    Here’s an extract: “Civil libertarians still favor civilian prosecutions, because they’re public and afford defendants some due process: If Tarek Mehanna was wrongly prosecuted and convicted, he was, at least, convicted by fellow citizens and well-represented by counsel, who will file an appeal.

    But anti-libertarians, who assume that all suspected terrorists are actual terrorists and focus on outcomes, not fair processes, should also favor civilian trials, given their record in terrorism cases and the legitimacy they confer on convictions. The tendency of civilian terror trials to end in convictions and lengthy sentences is not lost on detainees, one lawyer for Guantanamo detainees told me; given the choice, his clients would prefer to be tried before military commissions.”

    well worth reading at
    http://www.theatlantic.com/national/archive/2011/12/are-military-courts-soft-on-terrorism/250295/

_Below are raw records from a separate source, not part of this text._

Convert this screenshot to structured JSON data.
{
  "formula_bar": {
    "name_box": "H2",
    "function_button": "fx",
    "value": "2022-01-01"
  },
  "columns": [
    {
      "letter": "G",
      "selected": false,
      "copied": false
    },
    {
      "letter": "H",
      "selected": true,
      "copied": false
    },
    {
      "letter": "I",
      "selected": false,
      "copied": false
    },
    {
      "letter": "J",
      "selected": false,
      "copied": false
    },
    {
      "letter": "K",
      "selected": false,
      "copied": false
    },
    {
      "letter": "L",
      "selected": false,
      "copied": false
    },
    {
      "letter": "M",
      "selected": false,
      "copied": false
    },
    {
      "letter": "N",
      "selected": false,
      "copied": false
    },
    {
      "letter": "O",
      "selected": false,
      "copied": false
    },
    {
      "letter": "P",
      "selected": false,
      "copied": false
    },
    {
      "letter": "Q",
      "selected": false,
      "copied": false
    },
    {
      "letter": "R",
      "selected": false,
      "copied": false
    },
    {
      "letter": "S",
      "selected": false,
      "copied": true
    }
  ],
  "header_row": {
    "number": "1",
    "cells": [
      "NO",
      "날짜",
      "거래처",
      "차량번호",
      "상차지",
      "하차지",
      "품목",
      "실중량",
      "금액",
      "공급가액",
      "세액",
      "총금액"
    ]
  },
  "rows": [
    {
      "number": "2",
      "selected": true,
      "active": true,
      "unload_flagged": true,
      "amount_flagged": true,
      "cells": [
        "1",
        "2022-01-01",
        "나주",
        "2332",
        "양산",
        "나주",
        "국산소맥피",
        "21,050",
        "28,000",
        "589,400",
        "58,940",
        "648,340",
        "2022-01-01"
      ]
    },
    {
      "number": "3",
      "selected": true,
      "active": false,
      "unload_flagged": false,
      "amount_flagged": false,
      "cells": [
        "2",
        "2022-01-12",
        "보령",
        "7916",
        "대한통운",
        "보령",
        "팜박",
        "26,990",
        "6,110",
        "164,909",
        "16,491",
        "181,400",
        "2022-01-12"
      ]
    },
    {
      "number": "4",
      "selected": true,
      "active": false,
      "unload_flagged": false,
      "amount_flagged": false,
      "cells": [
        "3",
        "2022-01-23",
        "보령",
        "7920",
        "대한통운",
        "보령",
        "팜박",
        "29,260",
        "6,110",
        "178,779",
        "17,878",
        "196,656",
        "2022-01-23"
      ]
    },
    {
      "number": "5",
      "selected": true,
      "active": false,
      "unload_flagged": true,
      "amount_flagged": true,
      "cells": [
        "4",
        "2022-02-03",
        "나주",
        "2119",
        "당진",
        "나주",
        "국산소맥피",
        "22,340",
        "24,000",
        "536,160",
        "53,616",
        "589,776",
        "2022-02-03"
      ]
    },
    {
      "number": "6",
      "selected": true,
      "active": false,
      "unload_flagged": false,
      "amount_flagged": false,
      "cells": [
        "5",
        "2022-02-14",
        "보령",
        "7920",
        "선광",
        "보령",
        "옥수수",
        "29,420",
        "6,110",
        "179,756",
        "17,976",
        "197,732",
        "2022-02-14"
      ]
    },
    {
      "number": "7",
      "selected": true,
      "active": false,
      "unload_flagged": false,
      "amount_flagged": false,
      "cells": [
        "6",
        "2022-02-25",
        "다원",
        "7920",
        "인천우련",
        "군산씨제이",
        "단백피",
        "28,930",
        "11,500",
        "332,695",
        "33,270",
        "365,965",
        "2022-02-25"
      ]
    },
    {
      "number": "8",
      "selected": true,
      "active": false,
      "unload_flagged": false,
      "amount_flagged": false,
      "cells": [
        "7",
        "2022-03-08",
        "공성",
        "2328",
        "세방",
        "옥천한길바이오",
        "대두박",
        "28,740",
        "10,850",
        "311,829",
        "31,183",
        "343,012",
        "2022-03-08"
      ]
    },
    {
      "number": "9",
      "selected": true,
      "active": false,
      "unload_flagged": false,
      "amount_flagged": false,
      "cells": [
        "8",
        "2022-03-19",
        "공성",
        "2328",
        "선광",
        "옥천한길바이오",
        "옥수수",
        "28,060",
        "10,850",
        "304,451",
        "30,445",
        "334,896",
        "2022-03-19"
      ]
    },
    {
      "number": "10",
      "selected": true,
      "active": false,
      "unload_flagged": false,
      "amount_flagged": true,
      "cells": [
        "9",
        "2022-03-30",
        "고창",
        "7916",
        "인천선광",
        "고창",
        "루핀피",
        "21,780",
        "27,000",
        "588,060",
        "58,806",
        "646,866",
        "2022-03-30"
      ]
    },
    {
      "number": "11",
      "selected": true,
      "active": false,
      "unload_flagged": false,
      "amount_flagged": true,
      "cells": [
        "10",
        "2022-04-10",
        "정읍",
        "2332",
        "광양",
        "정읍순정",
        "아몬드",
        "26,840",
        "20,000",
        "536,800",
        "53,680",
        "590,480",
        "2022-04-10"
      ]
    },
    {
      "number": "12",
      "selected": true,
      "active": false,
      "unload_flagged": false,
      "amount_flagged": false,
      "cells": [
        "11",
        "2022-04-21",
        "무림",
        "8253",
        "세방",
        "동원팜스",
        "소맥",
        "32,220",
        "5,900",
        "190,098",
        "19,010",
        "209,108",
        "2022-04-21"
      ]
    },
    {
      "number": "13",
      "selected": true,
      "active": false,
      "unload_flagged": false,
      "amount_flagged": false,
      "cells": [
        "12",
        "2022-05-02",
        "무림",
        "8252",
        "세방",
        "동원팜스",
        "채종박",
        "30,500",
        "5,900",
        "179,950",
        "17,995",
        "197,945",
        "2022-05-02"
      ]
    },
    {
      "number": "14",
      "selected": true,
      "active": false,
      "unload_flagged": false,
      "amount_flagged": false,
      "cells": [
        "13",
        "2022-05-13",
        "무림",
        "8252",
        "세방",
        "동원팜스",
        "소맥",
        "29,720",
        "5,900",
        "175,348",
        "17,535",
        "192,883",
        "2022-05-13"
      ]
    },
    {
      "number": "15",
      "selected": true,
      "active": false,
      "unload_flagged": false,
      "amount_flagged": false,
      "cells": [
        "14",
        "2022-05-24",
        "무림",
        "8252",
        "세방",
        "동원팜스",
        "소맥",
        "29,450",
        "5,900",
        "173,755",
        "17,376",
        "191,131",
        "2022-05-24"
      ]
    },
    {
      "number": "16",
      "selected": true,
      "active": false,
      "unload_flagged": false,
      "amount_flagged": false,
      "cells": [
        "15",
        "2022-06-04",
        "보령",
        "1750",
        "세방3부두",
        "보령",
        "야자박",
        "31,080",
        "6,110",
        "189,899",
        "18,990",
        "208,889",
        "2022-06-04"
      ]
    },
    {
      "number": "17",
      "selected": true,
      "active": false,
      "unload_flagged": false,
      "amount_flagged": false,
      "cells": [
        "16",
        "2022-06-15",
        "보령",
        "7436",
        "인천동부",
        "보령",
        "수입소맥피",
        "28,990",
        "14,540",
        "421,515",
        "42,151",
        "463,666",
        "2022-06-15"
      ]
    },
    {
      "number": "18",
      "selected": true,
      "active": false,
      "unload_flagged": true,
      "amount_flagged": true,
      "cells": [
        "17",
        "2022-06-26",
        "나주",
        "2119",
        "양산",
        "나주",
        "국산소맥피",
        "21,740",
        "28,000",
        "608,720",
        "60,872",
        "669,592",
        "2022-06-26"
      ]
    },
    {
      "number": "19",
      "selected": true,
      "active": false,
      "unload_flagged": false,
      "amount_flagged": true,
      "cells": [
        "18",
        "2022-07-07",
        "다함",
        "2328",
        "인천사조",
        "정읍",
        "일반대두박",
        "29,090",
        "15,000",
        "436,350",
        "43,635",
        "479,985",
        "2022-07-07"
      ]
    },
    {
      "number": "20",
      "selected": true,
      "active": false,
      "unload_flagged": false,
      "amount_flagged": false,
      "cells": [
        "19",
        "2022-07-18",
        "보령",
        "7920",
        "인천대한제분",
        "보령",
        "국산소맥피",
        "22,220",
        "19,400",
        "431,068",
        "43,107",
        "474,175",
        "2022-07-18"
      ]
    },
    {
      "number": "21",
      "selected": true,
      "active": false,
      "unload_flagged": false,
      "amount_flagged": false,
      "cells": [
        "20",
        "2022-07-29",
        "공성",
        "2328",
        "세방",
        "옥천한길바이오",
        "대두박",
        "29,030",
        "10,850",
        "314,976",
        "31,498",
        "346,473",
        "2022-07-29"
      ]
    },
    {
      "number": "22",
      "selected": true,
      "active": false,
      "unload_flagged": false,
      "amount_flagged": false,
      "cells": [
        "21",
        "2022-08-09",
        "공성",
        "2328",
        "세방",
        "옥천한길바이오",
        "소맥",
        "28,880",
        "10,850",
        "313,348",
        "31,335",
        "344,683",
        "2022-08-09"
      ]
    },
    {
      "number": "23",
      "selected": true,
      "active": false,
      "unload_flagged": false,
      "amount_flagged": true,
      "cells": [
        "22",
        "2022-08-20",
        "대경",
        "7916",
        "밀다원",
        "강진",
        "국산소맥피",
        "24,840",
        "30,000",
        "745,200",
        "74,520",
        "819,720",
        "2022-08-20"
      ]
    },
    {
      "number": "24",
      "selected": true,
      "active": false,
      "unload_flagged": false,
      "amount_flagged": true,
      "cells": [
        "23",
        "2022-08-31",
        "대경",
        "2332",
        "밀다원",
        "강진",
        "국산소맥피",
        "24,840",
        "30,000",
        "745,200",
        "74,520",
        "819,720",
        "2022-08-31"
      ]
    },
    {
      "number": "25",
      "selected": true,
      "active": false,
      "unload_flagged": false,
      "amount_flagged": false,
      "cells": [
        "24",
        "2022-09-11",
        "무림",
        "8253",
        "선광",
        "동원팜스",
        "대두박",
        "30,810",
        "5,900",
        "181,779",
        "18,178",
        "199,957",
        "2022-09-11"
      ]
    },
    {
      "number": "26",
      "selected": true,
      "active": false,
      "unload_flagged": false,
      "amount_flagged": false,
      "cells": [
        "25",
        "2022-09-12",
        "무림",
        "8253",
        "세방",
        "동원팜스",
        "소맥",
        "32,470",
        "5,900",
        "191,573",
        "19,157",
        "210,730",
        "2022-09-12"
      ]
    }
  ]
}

  • Anonymous

    The guy is Muslim so he MUST be guilty, ask anyone in the “Judeo-Christian Civilization” that feels so tremendously threatened by us “Muzlems”.

    Raymond Ibrahim has written an entire book which is a translation ot the Al-Qaeda Manifesto, he goes around the nation making presentations to the public, to the military, to the FBI and to other “Security” agencies; he is lauded as an “expert on terrorism, Islam and Mulsims”…all being the same of course.

    Raymond Ibrahim is a Christian who hates Islam and Muslims but couches his hate in a very civilized, intellectual manner, so he is everybody’s hero.

    Tarek Mehanna was naive enough to believe his “free speech” would not get him into trouble but he has obviously forgotten that “Free Speech” belongs to those in power, not to the target du jour, the Muslims.

    This is not the first time the Federal prosecutors have successfully dreamed up a “strong case” against a Muslim and won, nor, sadly, will it be the last.

    Muslims had better wake up and get involved in the politics of this country or, we will all feel the jackboots of the authorities on our collective necks.